23/09/2012 by funnomad
The Wrong World: Selected Stories and Essays of Bertram Brooker. Ottawa: University of Ottawa Press, 2009.
Bertram Brooker won the country’s first Governor General’s Award for literature in 1936 for his novel Think of the Earth, and his explosive, experimental paintings hang in every major gallery in the country. He was Canada’s first multidisciplinary avantgardist, successfully experimenting in literature, visual arts, film, and theatre. Brooker brought all of his experimental ambitions to his short fiction and prose. The Wrong World presents a rich sampling of his prose work, much of it previously unpublished, which adds new insight into his aesthetic ambitions.
Working during an incredible period of transition in Canadian society, Brooker’s stories document Canada’s evolution from a provincial colony into a modern, urban country. His essays participated in that evolution by advocating a passionate awakening of the arts, the end of prudish sentiment and censorship, and a radical rethinking of the nature of war. They capture the limitations and hypocrisies of the Canadian social contract and argue for a more just and spiritual society. His stories humanize his social vision by dramatizing the psychological and emotional cost of Canada’s transition into a modern civilization. In turn devastating, penetrating and poignant, Brooker’s prose works offer a sharply focussed window into the turbulent interwar years in Canada.
“Betts has done a great service to the study of modernism in Canada by recovering and arranging these texts. This collection has great pedagogical potential and can contribute much to a rethinking of how modernism is taught in Canada.

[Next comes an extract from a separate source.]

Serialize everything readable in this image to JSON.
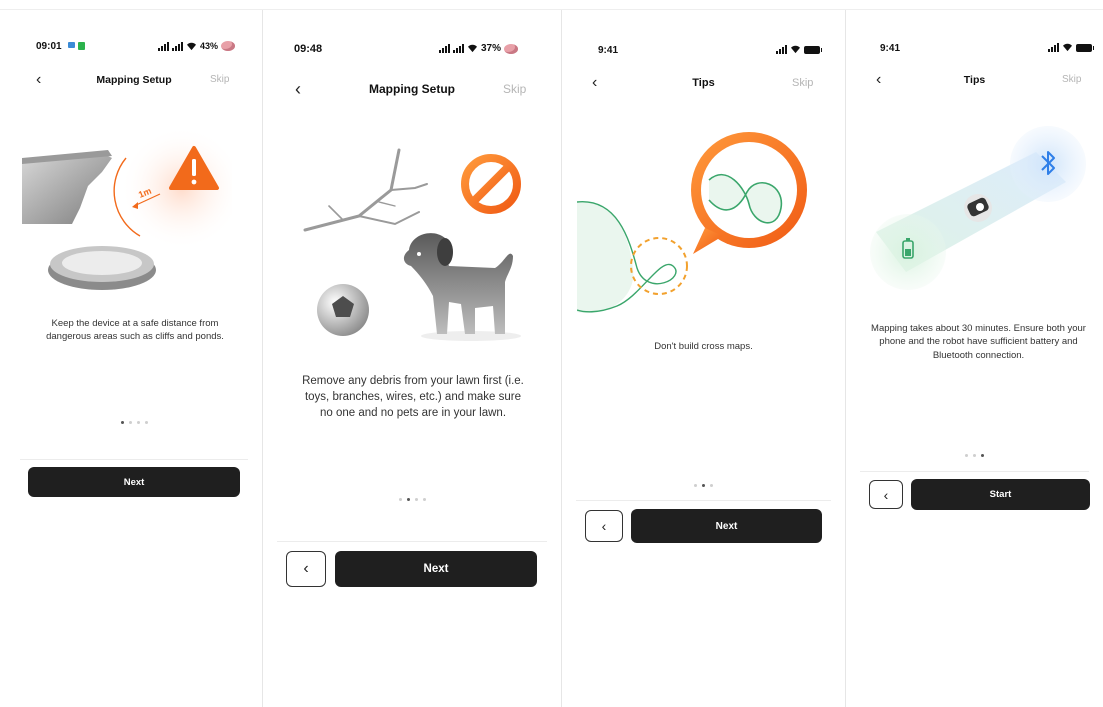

Part of the text’s usefulness for teaching is its accompanying website (www.press.uottawa.ca) which contains supplementary material such as biographical information, essays and short stories that are not included in the collection, and study questions for the texts that are included. The strength of this collection lies in the fact that it is geared to help both literary scholars do the work of reconnaissance that Ian McKay advocates and that is so important for the study of modernism in Canada while it also facilitates the ability of a new generation of students to do that same work.” Bart Vartour, Canadian Literature